It's rare, but youths can develop ulcers

Tots to Teens

January 02, 1996|By Dr. Modena Wilson and Dr. Alain Joffe | Dr. Modena Wilson and Dr. Alain Joffe,SPECIAL TO THE SUN

My 11-year-old son is always complaining his tummy hurts. Can a child his age have an ulcer?

Ulcers are much rarer in children than in adults, but they do occur. An ulcer is a deep sore in the lining (called mucosa) of the stomach or upper intestine. The most common place for an ulcer is in the duodenum, the first segment of the intestine.

Most children who get ulcers have some other chronic health problem that weakens the system or requires medicine that can promote the formation of ulcers as an unfortunate side effect.

Ulcers also are more likely to occur when a child is ill or has been severely injured.

Abdominal pain is a common complaint in childhood, and there are many possible causes. In some cases, no cause is ever discovered, and the pain eventually goes away. Among children with abdominal pain, a few will have ulcers.

Ulcers are more likely among children who have a parent or a sibling with an ulcer. Among older children and adults, males are more likely to have an ulcer than females.

Often there are clues that may make the doctor think of an ulcer, even in a child. Ulcer pain is often epigastric, that is, "upon the stomach" -- in the upper middle part of the abdomen just beneath the sternum (or breastbone).

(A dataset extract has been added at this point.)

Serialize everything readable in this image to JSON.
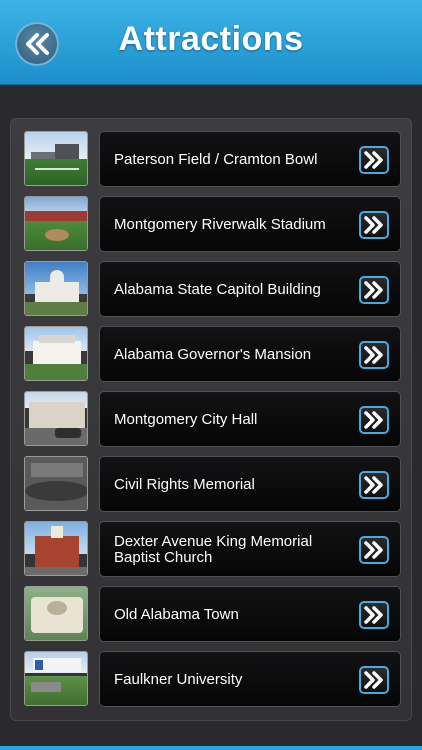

Ulcer pain is relieved by food and tends to come back an hour or more after eating. It often awakens the person from sleeping. Because the pain is relieved by eating, a person with an ulcer may eat more, but children with ulcers often lose, rather than gain, weight. Ulcers can also cause vomiting, sometimes of blood, and can cause blood to show up in bowel movements.

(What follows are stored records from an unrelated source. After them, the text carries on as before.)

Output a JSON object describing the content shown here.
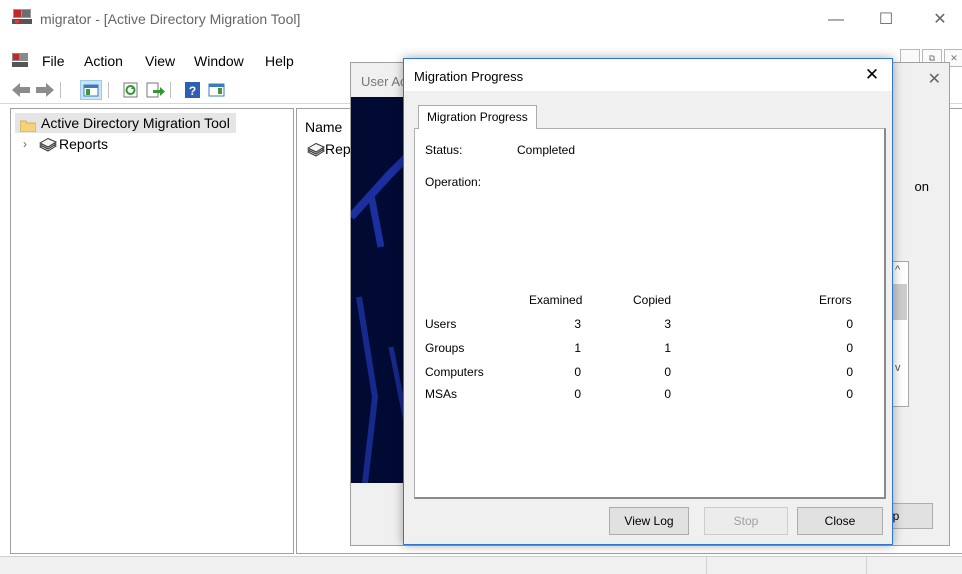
{
  "window": {
    "title": "migrator - [Active Directory Migration Tool]",
    "minimize_glyph": "—",
    "maximize_glyph": "☐",
    "close_glyph": "✕"
  },
  "menu": {
    "items": [
      "File",
      "Action",
      "View",
      "Window",
      "Help"
    ]
  },
  "mdi_controls": {
    "min": "_",
    "restore": "⧉",
    "close": "✕"
  },
  "toolbar": {
    "icons": [
      "back-icon",
      "forward-icon",
      "show-hide-tree-icon",
      "refresh-icon",
      "export-list-icon",
      "help-icon",
      "show-hide-action-pane-icon"
    ]
  },
  "tree": {
    "root_label": "Active Directory Migration Tool",
    "child_label": "Reports",
    "expander_glyph": "›"
  },
  "result": {
    "column_header": "Name",
    "item_label": "Reports"
  },
  "wizard": {
    "title": "User Account Migration Wizard",
    "close_glyph": "✕",
    "text_fragment": "on",
    "button_fragment": "lp",
    "scroll_up": "^",
    "scroll_down": "v"
  },
  "dialog": {
    "title": "Migration Progress",
    "close_glyph": "✕",
    "tab_label": "Migration Progress",
    "status_label": "Status:",
    "status_value": "Completed",
    "operation_label": "Operation:",
    "operation_value": "",
    "columns": [
      "Examined",
      "Copied",
      "Errors"
    ],
    "rows": [
      {
        "label": "Users",
        "examined": "3",
        "copied": "3",
        "errors": "0"
      },
      {
        "label": "Groups",
        "examined": "1",
        "copied": "1",
        "errors": "0"
      },
      {
        "label": "Computers",
        "examined": "0",
        "copied": "0",
        "errors": "0"
      },
      {
        "label": "MSAs",
        "examined": "0",
        "copied": "0",
        "errors": "0"
      }
    ],
    "buttons": {
      "view_log": "View Log",
      "stop": "Stop",
      "close": "Close"
    }
  },
  "colors": {
    "dialog_border": "#2b78d6",
    "wizard_art": "#000a33",
    "tree_selection": "#e5e5e5"
  }
}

A child with any or all of the symptoms of an ulcer should be evaluated by a physician. If blood is vomited or passed, that evaluation should be immediate. Ulcers in children, like ulcers in adults, can now be successfully treated.

Dr. Wilson is director of general pediatrics at Johns Hopkins Children's Center; Dr. Joffe is director of adolescent medicine.

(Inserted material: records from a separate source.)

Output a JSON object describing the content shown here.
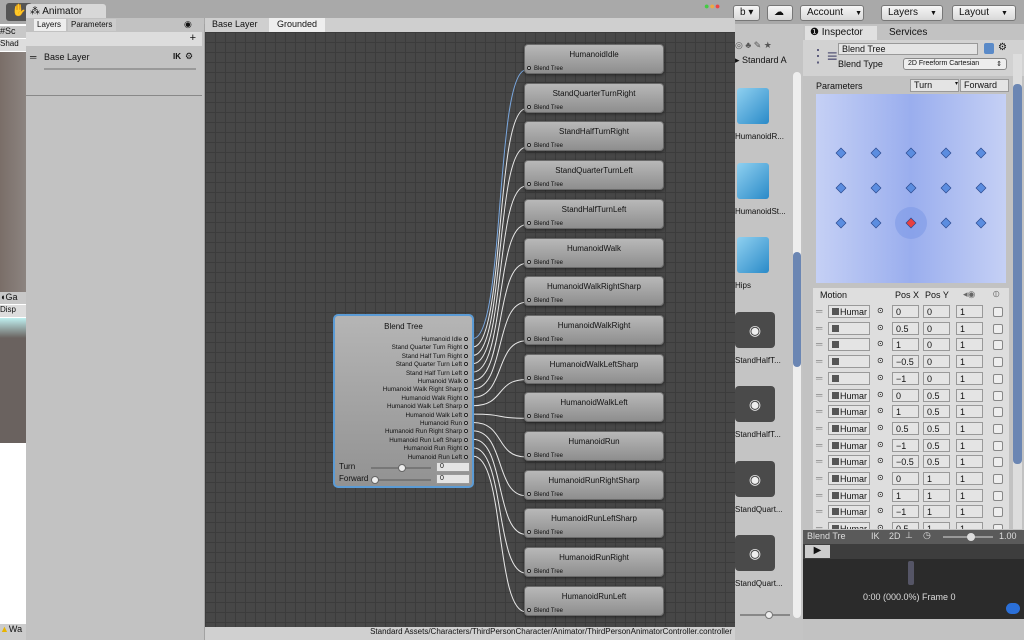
{
  "toolbar": {
    "collab": "b",
    "account": "Account",
    "layers": "Layers",
    "layout": "Layout"
  },
  "animator": {
    "tab": "Animator",
    "subtabs": [
      "Layers",
      "Parameters"
    ],
    "breadcrumb": [
      "Base Layer",
      "Grounded"
    ],
    "layer_name": "Base Layer",
    "ik": "IK",
    "status_path": "Standard Assets/Characters/ThirdPersonCharacter/Animator/ThirdPersonAnimatorController.controller"
  },
  "left_panels": {
    "scene_tab": "Sc",
    "scene_sub": "Shad",
    "game_tab": "Ga",
    "game_sub": "Disp",
    "warning": "Wa"
  },
  "nodes": [
    "HumanoidIdle",
    "StandQuarterTurnRight",
    "StandHalfTurnRight",
    "StandQuarterTurnLeft",
    "StandHalfTurnLeft",
    "HumanoidWalk",
    "HumanoidWalkRightSharp",
    "HumanoidWalkRight",
    "HumanoidWalkLeftSharp",
    "HumanoidWalkLeft",
    "HumanoidRun",
    "HumanoidRunRightSharp",
    "HumanoidRunLeftSharp",
    "HumanoidRunRight",
    "HumanoidRunLeft"
  ],
  "node_sub": "Blend Tree",
  "blend_node": {
    "title": "Blend Tree",
    "outputs": [
      "Humanoid Idle",
      "Stand Quarter Turn Right",
      "Stand Half Turn Right",
      "Stand Quarter Turn Left",
      "Stand Half Turn Left",
      "Humanoid Walk",
      "Humanoid Walk Right Sharp",
      "Humanoid Walk Right",
      "Humanoid Walk Left Sharp",
      "Humanoid Walk Left",
      "Humanoid Run",
      "Humanoid Run Right Sharp",
      "Humanoid Run Left Sharp",
      "Humanoid Run Right",
      "Humanoid Run Left"
    ],
    "params": [
      {
        "name": "Turn",
        "value": "0",
        "slider": 0.5
      },
      {
        "name": "Forward",
        "value": "0",
        "slider": 0
      }
    ]
  },
  "project": {
    "breadcrumb": "Standard A",
    "items": [
      "HumanoidR...",
      "HumanoidSt...",
      "Hips",
      "StandHalfT...",
      "StandHalfT...",
      "StandQuart...",
      "StandQuart..."
    ]
  },
  "inspector": {
    "tabs": [
      "Inspector",
      "Services"
    ],
    "name": "Blend Tree",
    "blend_type_label": "Blend Type",
    "blend_type": "2D Freeform Cartesian",
    "parameters_label": "Parameters",
    "param_x": "Turn",
    "param_y": "Forward",
    "columns": [
      "Motion",
      "Pos X",
      "Pos Y"
    ],
    "motions": [
      {
        "name": "Humar",
        "x": "0",
        "y": "0",
        "speed": "1"
      },
      {
        "name": "StandC",
        "x": "0.5",
        "y": "0",
        "speed": "1"
      },
      {
        "name": "StandH",
        "x": "1",
        "y": "0",
        "speed": "1"
      },
      {
        "name": "StandC",
        "x": "−0.5",
        "y": "0",
        "speed": "1"
      },
      {
        "name": "StandH",
        "x": "−1",
        "y": "0",
        "speed": "1"
      },
      {
        "name": "Humar",
        "x": "0",
        "y": "0.5",
        "speed": "1"
      },
      {
        "name": "Humar",
        "x": "1",
        "y": "0.5",
        "speed": "1"
      },
      {
        "name": "Humar",
        "x": "0.5",
        "y": "0.5",
        "speed": "1"
      },
      {
        "name": "Humar",
        "x": "−1",
        "y": "0.5",
        "speed": "1"
      },
      {
        "name": "Humar",
        "x": "−0.5",
        "y": "0.5",
        "speed": "1"
      },
      {
        "name": "Humar",
        "x": "0",
        "y": "1",
        "speed": "1"
      },
      {
        "name": "Humar",
        "x": "1",
        "y": "1",
        "speed": "1"
      },
      {
        "name": "Humar",
        "x": "−1",
        "y": "1",
        "speed": "1"
      },
      {
        "name": "Humar",
        "x": "0.5",
        "y": "1",
        "speed": "1"
      }
    ],
    "extra_point": {
      "x": -0.5,
      "y": 1
    },
    "preview": {
      "title": "Blend Tre",
      "ik": "IK",
      "mode": "2D",
      "speed": "1.00",
      "time": "0:00 (000.0%) Frame 0"
    }
  },
  "colors": {
    "accent": "#5b9bd5",
    "graph_bg": "#474747",
    "blend_bg": "#a8b8f0",
    "selected": "#e84040"
  }
}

Baltimore Sun Articles
|
|
|
Please note the green-lined linked article text has been applied commercially without any involvement from our newsroom editors, reporters or any other editorial staff.